Report all lines from the entries below in which "SOLIDWORKS" appears.

***

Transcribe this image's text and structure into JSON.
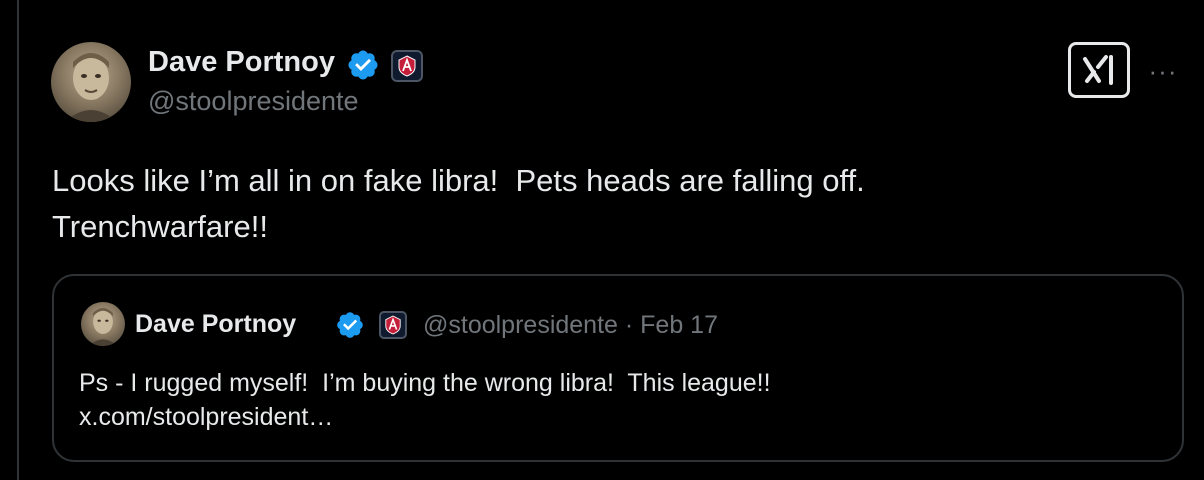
{
  "author": {
    "display_name": "Dave Portnoy",
    "handle": "@stoolpresidente"
  },
  "actions": {
    "grok_icon": "grok-x-icon",
    "more_label": "···"
  },
  "tweet": {
    "lines": [
      "Looks like I’m all in on fake libra!  Pets heads are falling off.",
      "Trenchwarfare!!"
    ]
  },
  "quoted": {
    "display_name": "Dave Portnoy",
    "meta": "@stoolpresidente · Feb 17",
    "lines": [
      "Ps - I rugged myself!  I’m buying the wrong libra!  This league!!",
      "x.com/stoolpresident…"
    ]
  },
  "colors": {
    "background": "#000000",
    "text_primary": "#e7e9ea",
    "text_secondary": "#71767b",
    "verified_blue": "#1d9bf0",
    "border": "#2f3336"
  }
}
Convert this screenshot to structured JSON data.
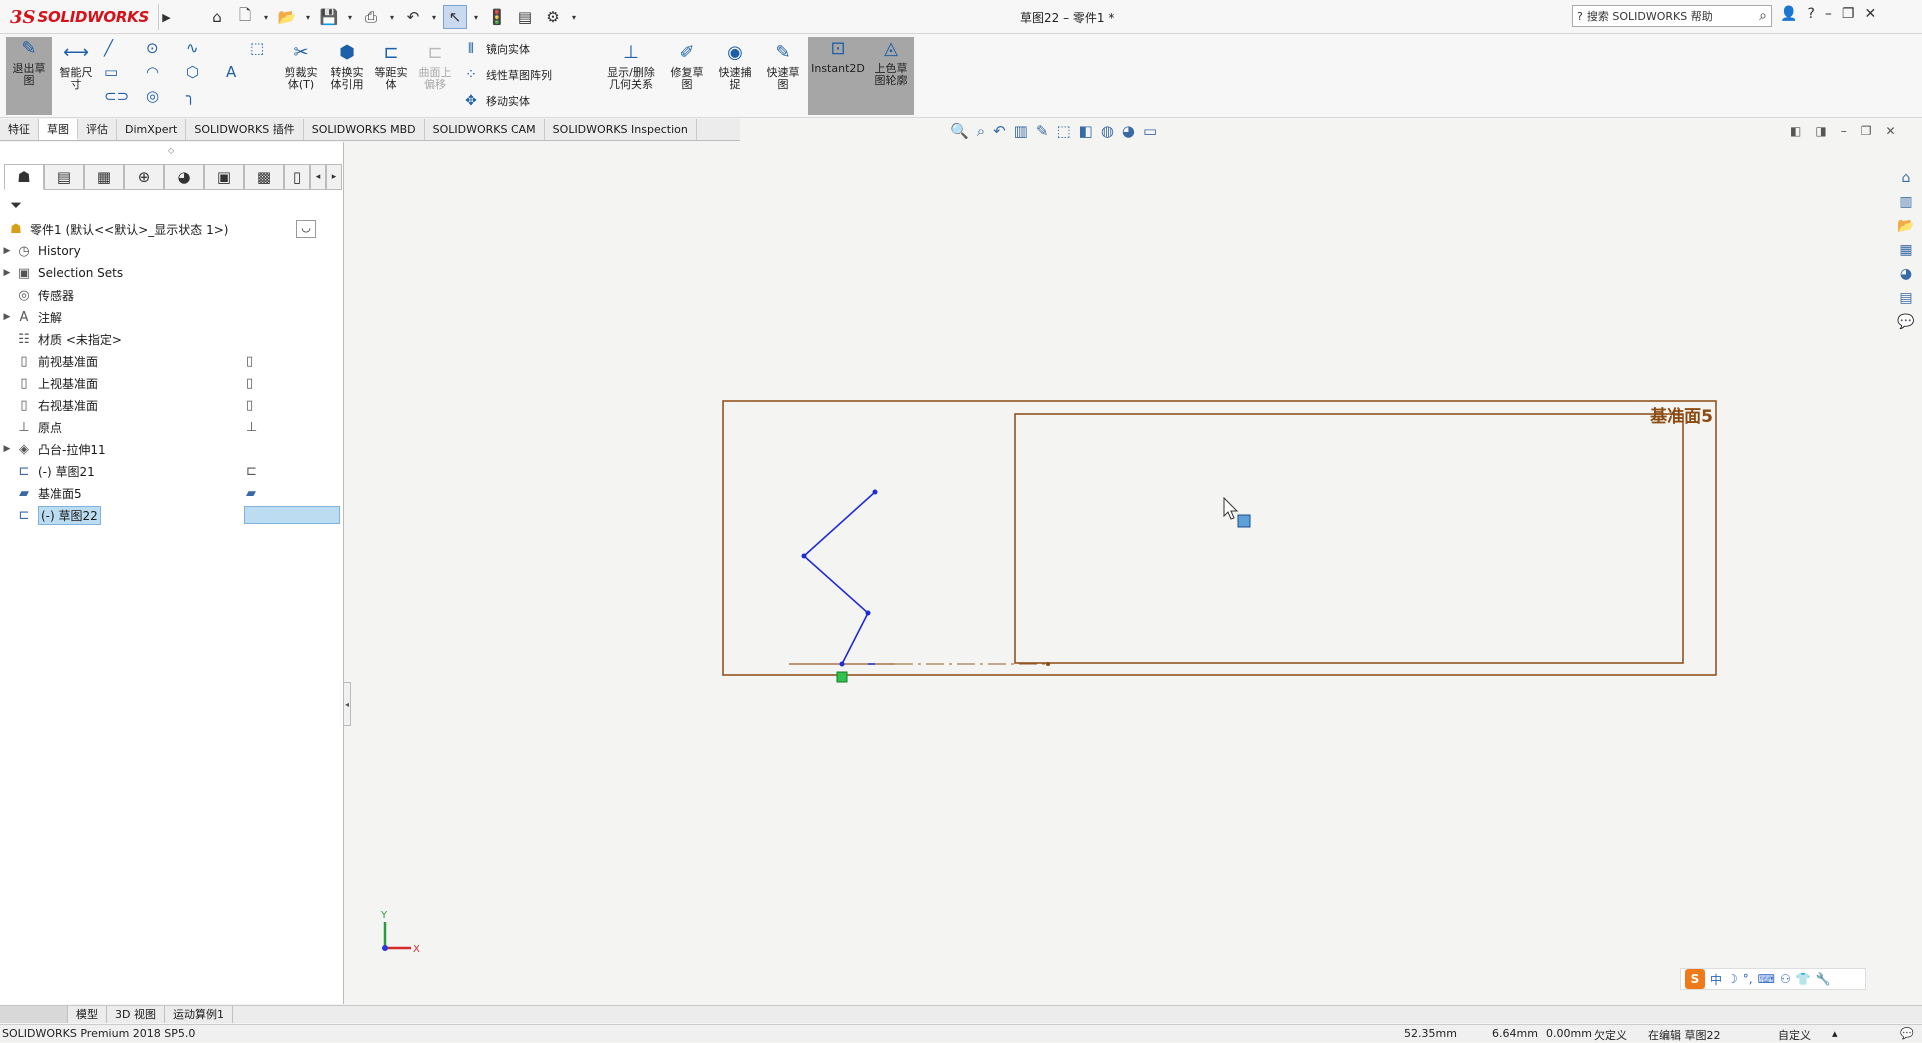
{
  "app": {
    "logo_ds": "3S",
    "logo_text": "SOLIDWORKS",
    "doc_title": "草图22 – 零件1 *",
    "search_placeholder": "搜索 SOLIDWORKS 帮助"
  },
  "quickbar": {
    "icons": [
      "home-icon",
      "new-document-icon",
      "open-icon",
      "save-icon",
      "print-icon",
      "undo-icon",
      "select-icon",
      "rebuild-icon",
      "file-properties-icon",
      "options-icon"
    ]
  },
  "commands": {
    "exit_sketch": "退出草图",
    "smart_dimension": "智能尺寸",
    "trim": "剪裁实体(T)",
    "convert": "转换实体引用",
    "offset": "等距实体",
    "surface_offset": "曲面上偏移",
    "mirror": "镜向实体",
    "linear_pattern": "线性草图阵列",
    "move": "移动实体",
    "relations": "显示/删除几何关系",
    "repair": "修复草图",
    "quick_snap": "快速捕捉",
    "rapid_sketch": "快速草图",
    "instant2d": "Instant2D",
    "shaded_contours": "上色草图轮廓"
  },
  "tabs": [
    "特征",
    "草图",
    "评估",
    "DimXpert",
    "SOLIDWORKS 插件",
    "SOLIDWORKS MBD",
    "SOLIDWORKS CAM",
    "SOLIDWORKS Inspection"
  ],
  "active_tab": 1,
  "tree": {
    "root": "零件1 (默认<<默认>_显示状态 1>)",
    "items": [
      {
        "label": "History",
        "icon": "history-icon",
        "expandable": true
      },
      {
        "label": "Selection Sets",
        "icon": "selection-sets-icon",
        "expandable": true
      },
      {
        "label": "传感器",
        "icon": "sensor-icon",
        "expandable": false
      },
      {
        "label": "注解",
        "icon": "annotation-icon",
        "expandable": true
      },
      {
        "label": "材质 <未指定>",
        "icon": "material-icon",
        "expandable": false
      },
      {
        "label": "前视基准面",
        "icon": "plane-icon",
        "expandable": false
      },
      {
        "label": "上视基准面",
        "icon": "plane-icon",
        "expandable": false
      },
      {
        "label": "右视基准面",
        "icon": "plane-icon",
        "expandable": false
      },
      {
        "label": "原点",
        "icon": "origin-icon",
        "expandable": false
      },
      {
        "label": "凸台-拉伸11",
        "icon": "extrude-icon",
        "expandable": true
      },
      {
        "label": "(-) 草图21",
        "icon": "sketch-icon",
        "expandable": false
      },
      {
        "label": "基准面5",
        "icon": "plane5-icon",
        "expandable": false
      },
      {
        "label": "(-) 草图22",
        "icon": "sketch-icon",
        "expandable": false,
        "selected": true
      }
    ]
  },
  "graphics": {
    "plane_label": "基准面5",
    "axis_x": "X",
    "axis_y": "Y",
    "plane_color": "#8b4a12",
    "sketch_color": "#1f2bd6"
  },
  "bottom_tabs": [
    "模型",
    "3D 视图",
    "运动算例1"
  ],
  "status": {
    "product": "SOLIDWORKS Premium 2018 SP5.0",
    "x": "52.35mm",
    "y": "6.64mm",
    "z": "0.00mm",
    "state": "欠定义",
    "editing": "在编辑 草图22",
    "units": "自定义"
  },
  "ime": {
    "logo": "S",
    "mode": "中"
  }
}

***

Solution to this task:
    "logo_text": "SOLIDWORKS",
    "search_placeholder": "搜索 SOLIDWORKS 帮助"
    "SOLIDWORKS 插件",
    "SOLIDWORKS MBD",
    "SOLIDWORKS CAM",
    "SOLIDWORKS Inspection"
    "product": "SOLIDWORKS Premium 2018 SP5.0",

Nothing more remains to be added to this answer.